The day started with a mix of politics and policy, with food-oriented stump speeches delivered by everyone from Illinois Lt. Governor Sheila Simon to the USDA’s Ann Wright. These were followed by break-out sessions on aspects of school food provisioning and quality. As Rochelle Davis, of the Healthy Schools, stated, “Bad school food should not be a right of childhood passage.”
The Family Farmed Expo’s trade show also opened in the morning, with farmers and producers offering samples of their wares in the hopes of being picked up for distribution. Everything from cheese, micro-greens and jelly was for sale, and food co-ops and CSAs were on hand to sign people up for their services. The trade show continues today.
Interesting questions were raised and discussed in the afternoon session, The Farm to Restaurant Connection. Are consumers willing to pay for a meal that is truly organic, with sustainably provisioned ingredients and locally sourced from farmers and producers? What are the logistics and considerations involved in building and maintaining a system that can provide all of that to local restaurants and ultimately, to consumers?
Local restauranteur, Dan Rosenthal, talked about switching to grass-fed beef for burgers at his restaurant, Poag Mahone. The biggest initial problem was finding a consistent supply of beef that was independently certified, reasonably priced, consistently provisioned, and met his standards for taste and quality. Ultimately, he had to make several compromises to get what he wanted — working with local farms on price and cuts of meat, patty-ing the meat himself, making smaller burgers, and raising the price of his popular burger. It’s the kiss of death in most restaurants, but he feels his customers appreciate enjoying a better product.
Marc Bernard of Big Bowl restaurants agreed, but also shared that it was important for restaurants to become more efficient operationally rather than pass on food costs directly. At his price point, customers would not be as understanding. Bruce Sherman of North Pond Restaurant shared that as a special occasion restaurant he had fewer price considerations, but would switch ingredients and cuts of meat to keep his price in check.
Managing meal size was another issue raised by all three restauranteurs, who agreed that restaurants over-served. As Rosenthall stated, “We’re all in business to satisfy our customers. This is the most abusive industry in the world when it comes to portioning.” Sherman also shared that organic/local/sustainable was not a guarantee small farmers would get business, “Bring the product in and let us taste it, if you’re doing the job right then your product will speak for itself. You might consider a different market if you’re looking to get it in there on the basis of philosophy.”

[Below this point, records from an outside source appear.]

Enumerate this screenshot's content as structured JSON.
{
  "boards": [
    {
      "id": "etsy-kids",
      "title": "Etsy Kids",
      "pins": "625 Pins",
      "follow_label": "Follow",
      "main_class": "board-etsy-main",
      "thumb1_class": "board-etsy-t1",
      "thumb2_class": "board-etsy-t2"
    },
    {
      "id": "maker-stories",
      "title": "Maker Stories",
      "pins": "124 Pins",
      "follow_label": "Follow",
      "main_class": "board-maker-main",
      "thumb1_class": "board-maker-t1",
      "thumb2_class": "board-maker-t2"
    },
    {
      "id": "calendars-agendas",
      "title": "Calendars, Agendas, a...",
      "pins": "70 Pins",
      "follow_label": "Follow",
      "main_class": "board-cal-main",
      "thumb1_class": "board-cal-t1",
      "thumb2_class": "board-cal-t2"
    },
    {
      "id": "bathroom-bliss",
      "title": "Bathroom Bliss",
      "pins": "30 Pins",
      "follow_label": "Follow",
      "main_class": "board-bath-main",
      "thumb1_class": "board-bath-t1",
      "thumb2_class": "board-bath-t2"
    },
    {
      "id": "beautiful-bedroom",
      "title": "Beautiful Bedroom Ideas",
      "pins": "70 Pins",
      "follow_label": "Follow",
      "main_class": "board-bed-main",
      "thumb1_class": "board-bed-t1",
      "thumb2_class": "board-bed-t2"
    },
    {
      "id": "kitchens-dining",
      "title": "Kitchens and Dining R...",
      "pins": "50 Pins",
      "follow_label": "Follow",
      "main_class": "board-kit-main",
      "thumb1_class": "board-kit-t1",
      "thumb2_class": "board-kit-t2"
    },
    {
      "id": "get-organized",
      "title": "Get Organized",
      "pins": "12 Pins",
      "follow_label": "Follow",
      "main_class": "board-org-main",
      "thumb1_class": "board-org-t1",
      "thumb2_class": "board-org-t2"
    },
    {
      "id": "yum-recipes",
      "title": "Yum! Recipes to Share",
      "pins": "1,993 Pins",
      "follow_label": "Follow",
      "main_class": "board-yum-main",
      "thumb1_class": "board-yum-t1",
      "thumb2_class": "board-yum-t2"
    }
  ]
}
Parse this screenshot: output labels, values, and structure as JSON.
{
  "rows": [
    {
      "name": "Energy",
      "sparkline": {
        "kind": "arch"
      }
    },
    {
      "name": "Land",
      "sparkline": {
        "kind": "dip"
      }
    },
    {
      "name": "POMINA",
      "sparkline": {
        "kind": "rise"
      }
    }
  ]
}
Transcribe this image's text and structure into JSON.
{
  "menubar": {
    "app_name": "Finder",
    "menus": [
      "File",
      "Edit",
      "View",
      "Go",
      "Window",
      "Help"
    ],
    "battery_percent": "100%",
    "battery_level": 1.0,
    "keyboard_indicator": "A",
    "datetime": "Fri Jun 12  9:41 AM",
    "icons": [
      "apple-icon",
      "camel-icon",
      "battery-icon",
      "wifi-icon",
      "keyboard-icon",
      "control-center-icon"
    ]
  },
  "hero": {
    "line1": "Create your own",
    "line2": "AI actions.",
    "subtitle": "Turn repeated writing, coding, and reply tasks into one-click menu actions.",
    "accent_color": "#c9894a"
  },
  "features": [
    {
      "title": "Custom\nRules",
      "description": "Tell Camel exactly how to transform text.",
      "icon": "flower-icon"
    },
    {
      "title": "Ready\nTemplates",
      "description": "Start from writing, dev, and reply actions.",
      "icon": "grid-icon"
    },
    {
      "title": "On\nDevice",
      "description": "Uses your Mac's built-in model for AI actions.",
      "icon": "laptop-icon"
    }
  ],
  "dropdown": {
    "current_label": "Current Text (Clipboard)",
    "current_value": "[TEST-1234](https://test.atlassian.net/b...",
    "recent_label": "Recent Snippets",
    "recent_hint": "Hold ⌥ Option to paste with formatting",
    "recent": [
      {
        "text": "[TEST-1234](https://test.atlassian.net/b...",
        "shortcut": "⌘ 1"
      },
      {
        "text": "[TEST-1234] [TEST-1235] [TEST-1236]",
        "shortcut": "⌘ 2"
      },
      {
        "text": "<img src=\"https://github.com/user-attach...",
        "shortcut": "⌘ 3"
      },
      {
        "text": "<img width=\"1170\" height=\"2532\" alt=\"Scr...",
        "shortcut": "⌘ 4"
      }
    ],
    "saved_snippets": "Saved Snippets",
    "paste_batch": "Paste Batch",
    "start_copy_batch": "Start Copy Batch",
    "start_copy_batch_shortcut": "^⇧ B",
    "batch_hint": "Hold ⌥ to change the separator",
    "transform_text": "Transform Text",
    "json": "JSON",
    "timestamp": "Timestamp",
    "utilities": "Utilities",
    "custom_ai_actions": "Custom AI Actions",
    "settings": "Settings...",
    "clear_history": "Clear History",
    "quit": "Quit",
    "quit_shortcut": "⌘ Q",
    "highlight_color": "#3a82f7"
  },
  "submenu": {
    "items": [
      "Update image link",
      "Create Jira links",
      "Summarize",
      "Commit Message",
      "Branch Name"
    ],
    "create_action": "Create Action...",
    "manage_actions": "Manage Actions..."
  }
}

The afternoon continued with Scaling Up Urban Agriculture for Wholesale Markets, where representatives from Growing Power, Detroit Eastern Market, Resource Center Chicago, and Washington Park Consortium discussed opportunities and challenges for urban agriculture to supply local communities and become economically viable businesses. The bottom line was stressed repeatedly — these are not people who want to run operations charitably, they want these enterprises to be sources of income and stability. Being able to raise and feed a community is also a source of security. As one of the panelists noted, the city of Chicago can only feed itself for two days. The ability to grow food and be independent if distribution lines are cut is actually a national security issue.
Brandon Johnson from the Washington Park Consortium was the most vocal member of the panel when it came to discussing food production as an issue of equality, “All the brown and black people have the land, all the people downtown who don’t look like us have the money.” Members of a community, particularly low-income and under-priveledged people, need to have ownership in food solutions and not be subject to second-hand choices like off-brands and second-run vegetables at Save-A-Lot. “When you grow up eating red pop, then your tastes buds are raised that way.”
The only free session of the Family Farmed Expo, So You Want to Be a Farmer focused on job training programs and mentor-ships that addressed the four main issues starting a career in agriculture: tech assistance, access to land, financing, and market development.
Panelists all agreed that farming was hard work with up to five years of education and on-farm training in order to become successful. Those who enjoy challenges will take to the work well, but people from all economic backgrounds and demographics are choosing to go back to farming. What the panelists did not agree on was the amount of money that could be earned from land. Nothing was agreed upon, but despite differences they remained optimistic about farming as a career.
The day ended with the Localicious food event.